# WHAT NEEDS TO BE DONE
Where a line of the material contains the string "Shape", copy that line.

# SUPPLIED DATA

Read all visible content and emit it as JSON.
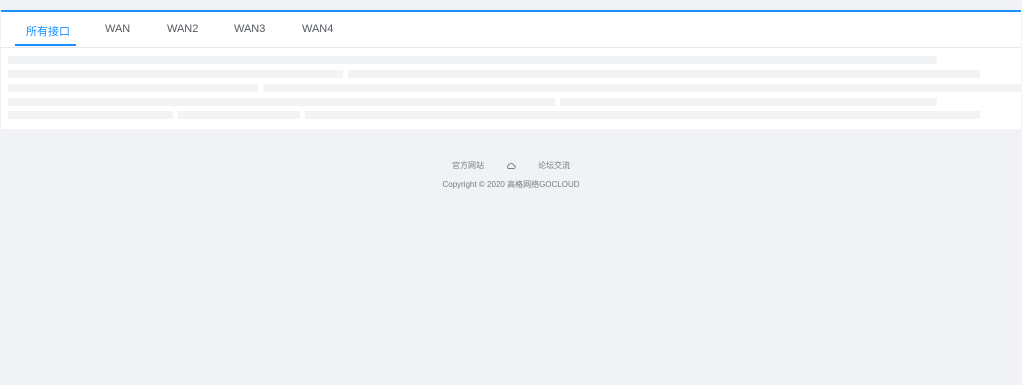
{
  "tabs": [
    {
      "label": "所有接口",
      "active": true
    },
    {
      "label": "WAN",
      "active": false
    },
    {
      "label": "WAN2",
      "active": false
    },
    {
      "label": "WAN3",
      "active": false
    },
    {
      "label": "WAN4",
      "active": false
    }
  ],
  "footer": {
    "official_site": "官方网站",
    "forum": "论坛交流",
    "copyright": "Copyright © 2020 高格网络GOCLOUD",
    "divider_icon": "cloud-icon"
  },
  "colors": {
    "accent": "#1890ff",
    "background": "#f0f2f5",
    "skeleton": "#f2f3f4"
  }
}
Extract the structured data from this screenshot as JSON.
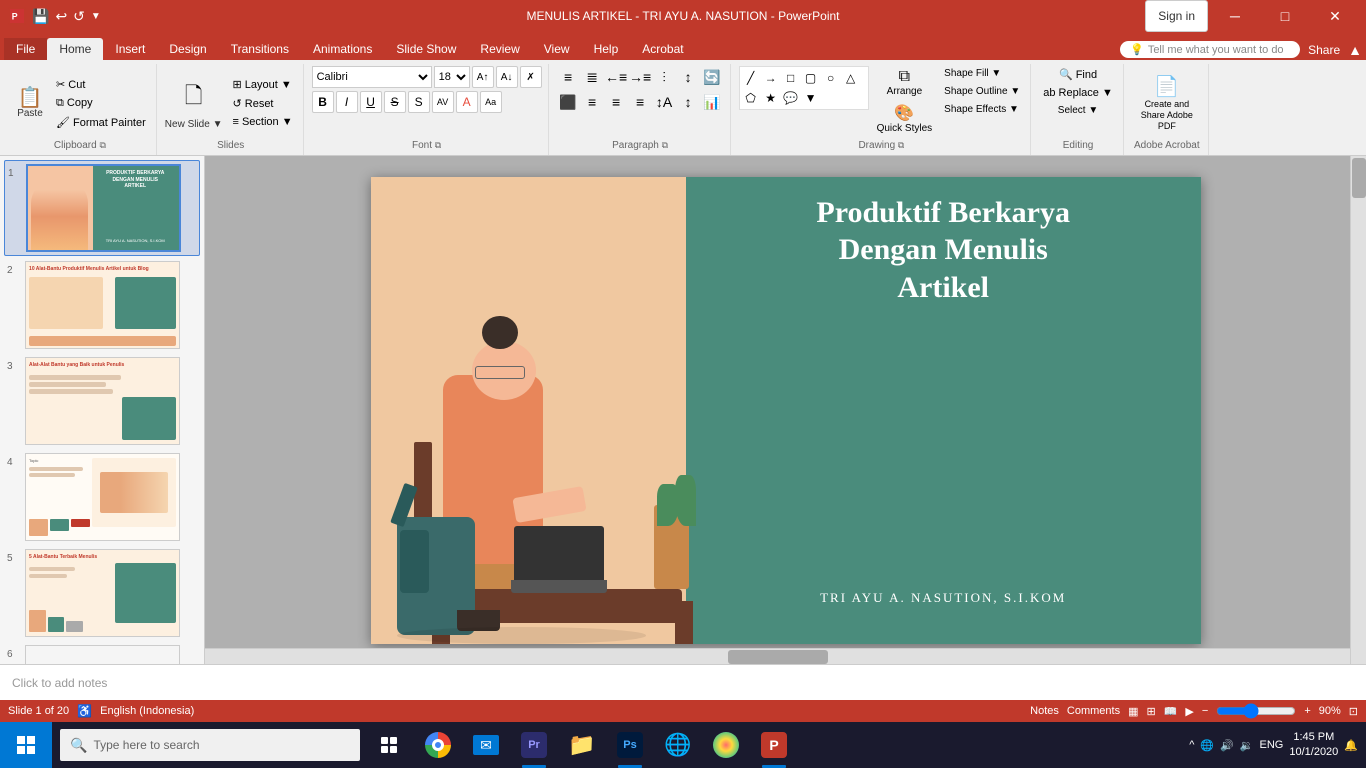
{
  "titlebar": {
    "title": "MENULIS ARTIKEL - TRI AYU A. NASUTION - PowerPoint",
    "controls": [
      "minimize",
      "maximize",
      "close"
    ],
    "save_icon": "💾",
    "undo_icon": "↩",
    "redo_icon": "↺",
    "quick_access": "▼"
  },
  "tabs": [
    {
      "label": "File",
      "id": "file"
    },
    {
      "label": "Home",
      "id": "home",
      "active": true
    },
    {
      "label": "Insert",
      "id": "insert"
    },
    {
      "label": "Design",
      "id": "design"
    },
    {
      "label": "Transitions",
      "id": "transitions"
    },
    {
      "label": "Animations",
      "id": "animations"
    },
    {
      "label": "Slide Show",
      "id": "slideshow"
    },
    {
      "label": "Review",
      "id": "review"
    },
    {
      "label": "View",
      "id": "view"
    },
    {
      "label": "Help",
      "id": "help"
    },
    {
      "label": "Acrobat",
      "id": "acrobat"
    }
  ],
  "tell_me": {
    "placeholder": "Tell me what you want to do",
    "icon": "💡"
  },
  "ribbon": {
    "groups": [
      {
        "id": "clipboard",
        "label": "Clipboard",
        "buttons": [
          {
            "id": "paste",
            "label": "Paste",
            "icon": "📋"
          },
          {
            "id": "cut",
            "label": "Cut",
            "icon": "✂"
          },
          {
            "id": "copy",
            "label": "Copy",
            "icon": "⧉"
          },
          {
            "id": "format-painter",
            "label": "",
            "icon": "🖌"
          }
        ]
      },
      {
        "id": "slides",
        "label": "Slides",
        "buttons": [
          {
            "id": "new-slide",
            "label": "New Slide",
            "icon": "🗋"
          },
          {
            "id": "layout",
            "label": "Layout ▼",
            "icon": ""
          },
          {
            "id": "reset",
            "label": "Reset",
            "icon": ""
          },
          {
            "id": "section",
            "label": "Section ▼",
            "icon": ""
          }
        ]
      },
      {
        "id": "font",
        "label": "Font",
        "font_name": "Calibri",
        "font_size": "18",
        "bold": "B",
        "italic": "I",
        "underline": "U",
        "strikethrough": "S",
        "shadow": "S"
      },
      {
        "id": "paragraph",
        "label": "Paragraph"
      },
      {
        "id": "drawing",
        "label": "Drawing",
        "shape_fill": "Shape Fill ▼",
        "shape_outline": "Shape Outline ▼",
        "shape_effects": "Shape Effects ▼",
        "arrange": "Arrange",
        "quick_styles": "Quick Styles"
      },
      {
        "id": "editing",
        "label": "Editing",
        "find": "Find",
        "replace": "Replace ▼",
        "select": "Select ▼"
      },
      {
        "id": "adobe",
        "label": "Adobe Acrobat",
        "create": "Create and Share Adobe PDF"
      }
    ]
  },
  "slide": {
    "title": "Produktif Berkarya Dengan Menulis Artikel",
    "subtitle": "TRI AYU A. NASUTION, S.I.KOM",
    "bg_color": "#4a8c7c",
    "left_bg": "#f5c5a3"
  },
  "slide_panel": {
    "slides": [
      {
        "num": 1,
        "active": true
      },
      {
        "num": 2,
        "active": false
      },
      {
        "num": 3,
        "active": false
      },
      {
        "num": 4,
        "active": false
      },
      {
        "num": 5,
        "active": false
      },
      {
        "num": 6,
        "active": false
      }
    ],
    "total": 20
  },
  "notes": {
    "placeholder": "Click to add notes",
    "label": "Notes"
  },
  "statusbar": {
    "slide_info": "Slide 1 of 20",
    "language": "English (Indonesia)",
    "zoom": "90%",
    "notes_label": "Notes",
    "comments_label": "Comments"
  },
  "taskbar": {
    "search_placeholder": "Type here to search",
    "time": "1:45 PM",
    "date": "10/1/2020",
    "language_indicator": "ENG",
    "apps": [
      {
        "id": "task-view",
        "icon": "⧉"
      },
      {
        "id": "edge",
        "icon": "🌐"
      },
      {
        "id": "chrome",
        "icon": "●"
      },
      {
        "id": "mail",
        "icon": "✉"
      },
      {
        "id": "adobe-premiere",
        "icon": "Pr"
      },
      {
        "id": "files",
        "icon": "📁"
      },
      {
        "id": "photoshop",
        "icon": "Ps"
      },
      {
        "id": "vpn",
        "icon": "🌐"
      },
      {
        "id": "paint",
        "icon": "🎨"
      },
      {
        "id": "powerpoint",
        "icon": "P"
      }
    ]
  },
  "signin": {
    "label": "Sign in"
  },
  "share": {
    "label": "Share"
  }
}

# ANSWER TO THIS EXERCISE
        "shape_fill": "Shape Fill ▼",
        "shape_outline": "Shape Outline ▼",
        "shape_effects": "Shape Effects ▼",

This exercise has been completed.